Stepping up in the World

Although I am naturally biased, I have always considered Portico's craftsmen to possess an unusually high level of talent. Not only are they able to design and build beautiful homes, they make fine furniture and cabinets, stunning doors and windows, and exceptionally fine stairs.
I love stairs. They are frequently a highly distinguishable feature in a well-made home and my eye always travels to and up them as I enter a home. They can get a bad rap when they are blamed for accidental falls but stairs offer a unique passage through space from one level to another, often yielding a bird's eye view of a living space below or a glimpse of beauty out of a well-placed window.
Although no two sets of stairs look quite the same, and some can even look quite funky, the design must follow some pretty strict guidelines established by the building codes to ensure that all stairs are comfortable to ascend and descend. Individual steps cannot exceed a rise of 7 7/8 inches and the run (tread length) cannot exceed 10 inches. As a rule of thumb the sum of the lengths of 2 risers and one tread should equal 25.

In a cottage that Portico built a couple of years ago, the architect wanted something different - really different. At first glance it looked like drawers arranged haphazardly on the floor with a staircase emerging nonsensically from the top.
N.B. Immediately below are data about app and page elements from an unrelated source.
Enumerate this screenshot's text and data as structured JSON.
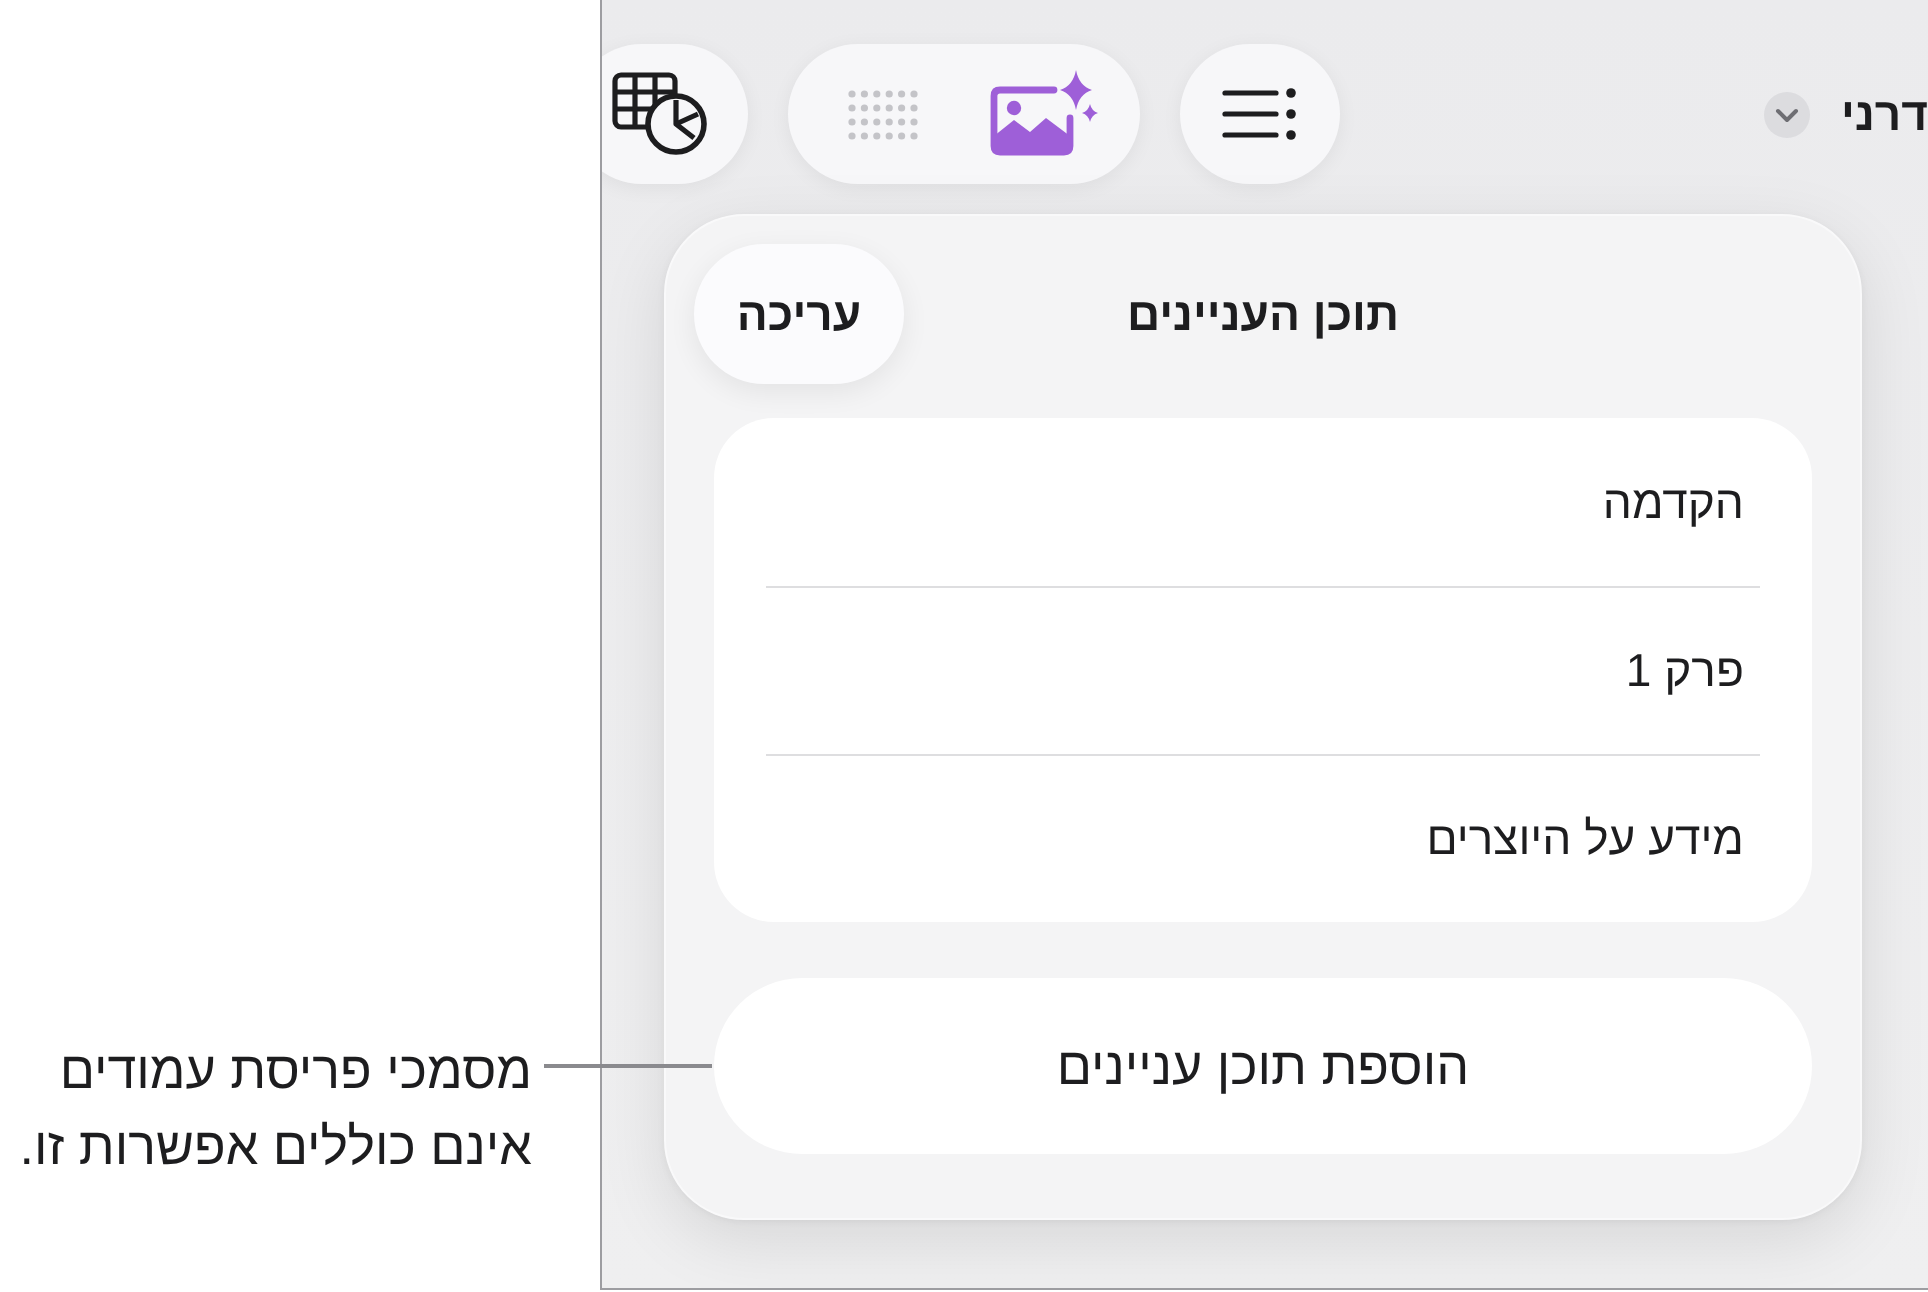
{
  "toolbar": {
    "document_title": "דרני",
    "tool_groups": [
      {
        "tools": [
          {
            "kind": "list",
            "disabled": false
          }
        ]
      },
      {
        "tools": [
          {
            "kind": "image",
            "disabled": false
          },
          {
            "kind": "dot-grid",
            "disabled": true
          }
        ]
      },
      {
        "tools": [
          {
            "kind": "table-chart",
            "disabled": false
          }
        ]
      }
    ]
  },
  "panel": {
    "title": "תוכן העניינים",
    "edit_button": "עריכה",
    "items": [
      "הקדמה",
      "פרק 1",
      "מידע על היוצרים"
    ],
    "add_button": "הוספת תוכן עניינים"
  },
  "callout": {
    "text": "מסמכי פריסת עמודים אינם כוללים אפשרות זו."
  }
}
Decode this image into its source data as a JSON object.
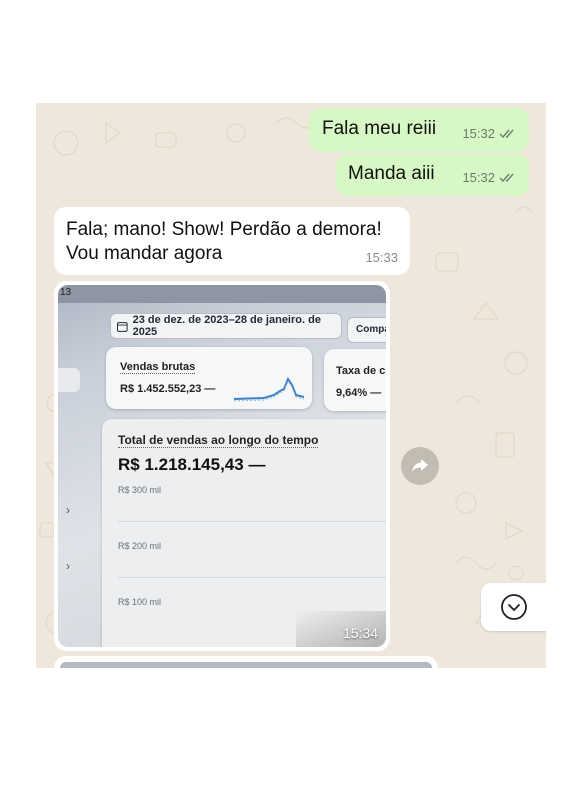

The stairs were in fact designed so that the first 5 steps of the staircase were operating drawers (staggered the required 10 inches apart) that ascended and then blended seamlessly into the remaining steps which continued harmoniously up to the second floor. When seeing the stairs for the first time people are often puzzled and need to look at them closely to see how all the pieces connect.

Another client wanted 4-inch slabs of pine used with the live edge of the tree left on the front and back edges. The balusters were 3-inch diameter pine boughs sawn flat on two sides only.
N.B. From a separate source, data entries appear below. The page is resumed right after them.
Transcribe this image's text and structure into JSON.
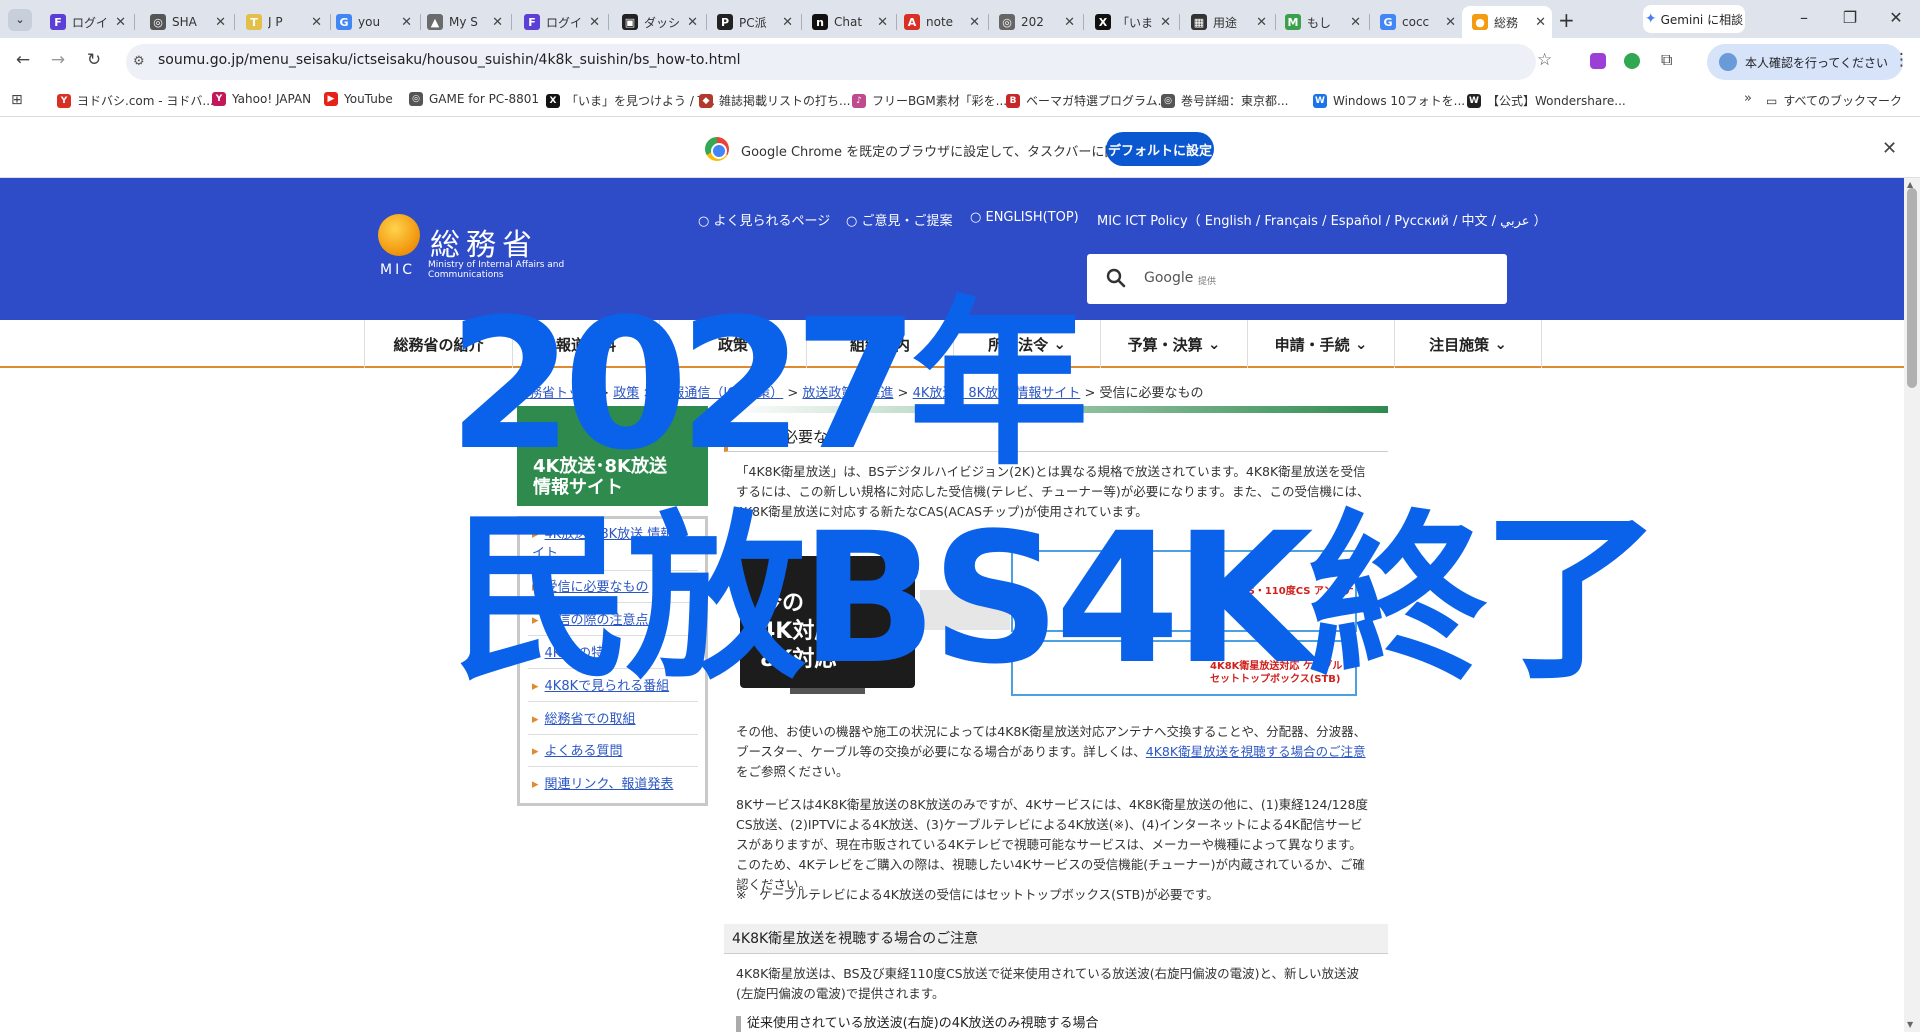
{
  "tabs": [
    {
      "label": "ログイ",
      "fav": "F",
      "color": "#5b3fd6"
    },
    {
      "label": "SHA",
      "fav": "◎",
      "color": "#555555"
    },
    {
      "label": "J P",
      "fav": "T",
      "color": "#e3c04a"
    },
    {
      "label": "you",
      "fav": "G",
      "color": "#4285f4"
    },
    {
      "label": "My S",
      "fav": "▲",
      "color": "#6b6b6b"
    },
    {
      "label": "ログイ",
      "fav": "F",
      "color": "#5b3fd6"
    },
    {
      "label": "ダッシ",
      "fav": "▣",
      "color": "#222222"
    },
    {
      "label": "PC派",
      "fav": "P",
      "color": "#222222"
    },
    {
      "label": "Chat",
      "fav": "n",
      "color": "#111111"
    },
    {
      "label": "note",
      "fav": "A",
      "color": "#d93025"
    },
    {
      "label": "202",
      "fav": "◎",
      "color": "#666666"
    },
    {
      "label": "「いま",
      "fav": "X",
      "color": "#111111"
    },
    {
      "label": "用途",
      "fav": "▦",
      "color": "#333333"
    },
    {
      "label": "もし",
      "fav": "M",
      "color": "#3aa04a"
    },
    {
      "label": "cocc",
      "fav": "G",
      "color": "#4285f4"
    },
    {
      "label": "総務",
      "fav": "●",
      "color": "#f39c12"
    }
  ],
  "gemini_label": "Gemini に相談",
  "url": "soumu.go.jp/menu_seisaku/ictseisaku/housou_suishin/4k8k_suishin/bs_how-to.html",
  "profile_label": "本人確認を行ってください",
  "bookmarks": [
    {
      "label": "ヨドバシ.com - ヨドバ...",
      "color": "#d93025",
      "fav": "Y"
    },
    {
      "label": "Yahoo! JAPAN",
      "color": "#c2185b",
      "fav": "Y"
    },
    {
      "label": "YouTube",
      "color": "#e62117",
      "fav": "▶"
    },
    {
      "label": "GAME for PC-8801",
      "color": "#555555",
      "fav": "◎"
    },
    {
      "label": "「いま」を見つけよう / T...",
      "color": "#111111",
      "fav": "X"
    },
    {
      "label": "雑誌掲載リストの打ち...",
      "color": "#b23a2c",
      "fav": "◆"
    },
    {
      "label": "フリーBGM素材「彩を...",
      "color": "#c04a8e",
      "fav": "♪"
    },
    {
      "label": "ベーマガ特選プログラム...",
      "color": "#c62828",
      "fav": "B"
    },
    {
      "label": "巻号詳細：東京都...",
      "color": "#555555",
      "fav": "◎"
    },
    {
      "label": "Windows 10フォトを...",
      "color": "#1a73e8",
      "fav": "W"
    },
    {
      "label": "【公式】Wondershare...",
      "color": "#222222",
      "fav": "W"
    }
  ],
  "all_bookmarks_label": "すべてのブックマーク",
  "infobar": {
    "text": "Google Chrome を既定のブラウザに設定して、タスクバーに固定する",
    "button": "デフォルトに設定"
  },
  "site": {
    "logo_kanji": "総務省",
    "logo_abbr": "MIC",
    "logo_english": "Ministry of Internal Affairs and Communications",
    "header_links": [
      "○ よく見られるページ",
      "○ ご意見・ご提案",
      "○ ENGLISH(TOP)",
      "MIC ICT Policy（ English /  Français /  Español /  Русский /  中文 /  عربي ）"
    ],
    "search_brand": "Google",
    "search_provider": "提供",
    "gnav": [
      "総務省の紹介",
      "報道資料",
      "政策",
      "組織案内",
      "所管法令",
      "予算・決算",
      "申請・手続",
      "注目施策"
    ]
  },
  "breadcrumb": [
    "総務省トップ",
    "政策",
    "情報通信（ICT政策）",
    "放送政策の推進",
    "4K放送・8K放送 情報サイト",
    "受信に必要なもの"
  ],
  "sidebar": {
    "title": "4K放送･8K放送\n情報サイト",
    "items": [
      "4K放送・8K放送 情報サイト",
      "受信に必要なもの",
      "受信の際の注意点",
      "4K8Kの特徴",
      "4K8Kで見られる番組",
      "総務省での取組",
      "よくある質問",
      "関連リンク、報道発表"
    ]
  },
  "content": {
    "heading": "受信に必要なもの",
    "p1": "「4K8K衛星放送」は、BSデジタルハイビジョン(2K)とは異なる規格で放送されています。4K8K衛星放送を受信するには、この新しい規格に対応した受信機(テレビ、チューナー等)が必要になります。また、この受信機には、4K8K衛星放送に対応する新たなCAS(ACASチップ)が使用されています。",
    "figure_tv_text": "今の\n4K対応\n8K対応",
    "figure_label1": "BS・110度CS アンテナ",
    "figure_label2": "4K8K衛星放送対応 ケーブルセットトップボックス(STB)",
    "p2_before": "その他、お使いの機器や施工の状況によっては4K8K衛星放送対応アンテナへ交換することや、分配器、分波器、ブースター、ケーブル等の交換が必要になる場合があります。詳しくは、",
    "p2_link": "4K8K衛星放送を視聴する場合のご注意",
    "p2_after": "をご参照ください。",
    "p3": "8Kサービスは4K8K衛星放送の8K放送のみですが、4Kサービスには、4K8K衛星放送の他に、(1)東経124/128度CS放送、(2)IPTVによる4K放送、(3)ケーブルテレビによる4K放送(※)、(4)インターネットによる4K配信サービスがありますが、現在市販されている4Kテレビで視聴可能なサービスは、メーカーや機種によって異なります。このため、4Kテレビをご購入の際は、視聴したい4Kサービスの受信機能(チューナー)が内蔵されているか、ご確認ください。",
    "note": "※　ケーブルテレビによる4K放送の受信にはセットトップボックス(STB)が必要です。",
    "sub_heading": "4K8K衛星放送を視聴する場合のご注意",
    "p4": "4K8K衛星放送は、BS及び東経110度CS放送で従来使用されている放送波(右旋円偏波の電波)と、新しい放送波(左旋円偏波の電波)で提供されます。",
    "sub_sub": "従来使用されている放送波(右旋)の4K放送のみ視聴する場合"
  },
  "overlay": {
    "line1": "2027年",
    "line2": "民放BS4K終了",
    "color": "#0a62ea"
  }
}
Last week the stairs that Dean and Jamey made were very conventional. Made with American poplar and hard maple, they replaced a tired set of old basement stairs and incorporated a set of winding treads that allowed more headroom than the old set and looked a whole lot more professional. The owners were very happy with them and spontaneously offered references for us as the final cheque was handed over. Their new stairs revitalized the old house; they were stepping up in the world.